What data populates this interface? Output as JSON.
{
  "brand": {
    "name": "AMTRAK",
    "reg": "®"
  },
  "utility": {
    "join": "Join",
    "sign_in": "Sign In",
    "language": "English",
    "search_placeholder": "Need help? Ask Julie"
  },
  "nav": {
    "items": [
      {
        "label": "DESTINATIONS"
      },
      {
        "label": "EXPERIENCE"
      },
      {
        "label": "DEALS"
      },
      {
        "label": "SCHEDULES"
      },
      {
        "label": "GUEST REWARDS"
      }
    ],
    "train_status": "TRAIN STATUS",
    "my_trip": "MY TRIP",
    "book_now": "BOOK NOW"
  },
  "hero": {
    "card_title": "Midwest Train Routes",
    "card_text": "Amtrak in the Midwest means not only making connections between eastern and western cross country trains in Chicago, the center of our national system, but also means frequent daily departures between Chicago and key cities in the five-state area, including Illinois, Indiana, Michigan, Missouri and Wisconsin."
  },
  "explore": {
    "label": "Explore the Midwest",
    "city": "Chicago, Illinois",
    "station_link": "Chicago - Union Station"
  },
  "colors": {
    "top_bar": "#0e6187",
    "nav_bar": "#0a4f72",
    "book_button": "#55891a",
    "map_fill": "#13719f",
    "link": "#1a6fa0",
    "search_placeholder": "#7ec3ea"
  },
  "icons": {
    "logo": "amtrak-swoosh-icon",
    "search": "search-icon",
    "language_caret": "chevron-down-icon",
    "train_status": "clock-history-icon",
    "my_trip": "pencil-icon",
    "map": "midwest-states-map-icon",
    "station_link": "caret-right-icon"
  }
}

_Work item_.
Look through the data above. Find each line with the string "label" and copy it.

_Response_.
        "label": "DESTINATIONS"
        "label": "EXPERIENCE"
        "label": "DEALS"
        "label": "SCHEDULES"
        "label": "GUEST REWARDS"
    "label": "Explore the Midwest",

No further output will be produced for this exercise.